The players must also take ownership in their care and examine their motivations to continue playing in pain. Players must sometimes be protected from themselves; their zeal to play can cloud their judgment on what is an appropriate and inappropriate risk to their long-term health by participating with an unresolved or potentially disabling injury, or by not communicating to medical staffs how much pain they are truly in.
Last fall, a survey was done with NFL players about reporting their concussions to their medical staff. Fifty-six percent of players surveyed reported that they would hide their concussion from the athletic trainer or team physician to stay on the field, despite the growing concern over concussions and the pending settlement of the NFL concussion lawsuit. Is there any doubt that there are some players back in the 1960s to the present that would lie about their pain, or coerce or demand an injection or narcotic from a team physician to remain on the field?
Athletic participation has a finite shelf life, and some players will go to great lengths to extend their participation by allowing medical procedures that may put their long-term well-being at risk. The news has many stories of players taking nutritional supplements or performance enhancing drugs that may put their health in jeopardy.

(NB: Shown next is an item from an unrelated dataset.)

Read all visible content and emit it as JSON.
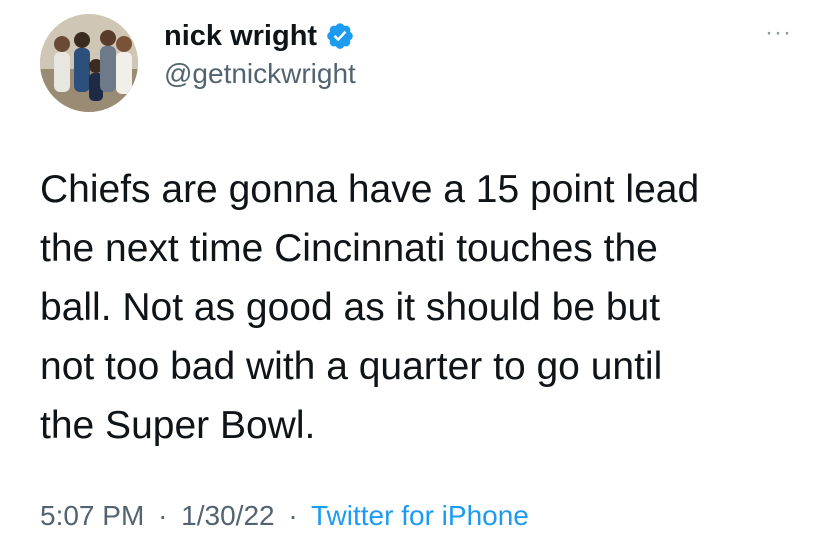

Advances in medicine over time evolve our understanding of treating injuries, resulting in making course corrections in care to appropriately address injuries to benefit the athlete.
Timothy Neal is president of TLN Consulting Inc. and former assistant director of athletics for sports medicine at Syracuse University.
A Tribute to Maya Angelou
By Ruthnie Angrand
In our eyes, Maya Angelou has always been regal, always been without sin and never struggled to utter a profound word or live a profound moment. That’s not realistic, however, because to respect a person we need to marry our views of the people we canonize with their actions in the time they lived.
It’s the actions of someone’s life that humble and inspire us. They remind us that we love people and revere them because we see how human they are in the face of the vices that make us ineffective. They walk the walk, sometimes, with no light to lead them except for the faith in their own hearts.
As artists and admirers, we miss certain human pulses of Angelou: that she dropped out of high school but became San Francisco’s first African-American female cable car conductor; that she got pregnant in her senior year of high school but continued to work and be inspired by the arts by performing poetry, touring as a dancer, performer and singer; that she was black at a time and in places in America where it was not OK to simultaneously be black and talented and working; and above all, despite all, she lived a gloriously full and ambitious life.
I have the pleasure of saying I enjoyed Angelou before I knew she was a poet. I found her calypso vinyl hidden in my father’s closet and read about her work as companion to Malcolm X and Dr. Martin Luther King Jr. long before I ever read her poems. Her life was poetry.
She has given us some very “heavy artillery,” and as writers and leaders, we have more than enough fire to fuel our steam.
The artist in me looks around for the steam whenever the fire is cold. It is a difficult thing to find, in part because the fires are different and the trends move quickly, but here is a woman who 50 to 70 years ago kept putting one foot in front of the other, in the darkness of a segregated era, trusting the flame in her core and the love in her heart.
For that, I will be far more revering than mournful and thank her more than she is missed.
Ruthnie “Rae Sunshine” Angrand is a workshop coordinator and original member of the Underground Poetry Spot, a poetry open-mic venue for five years.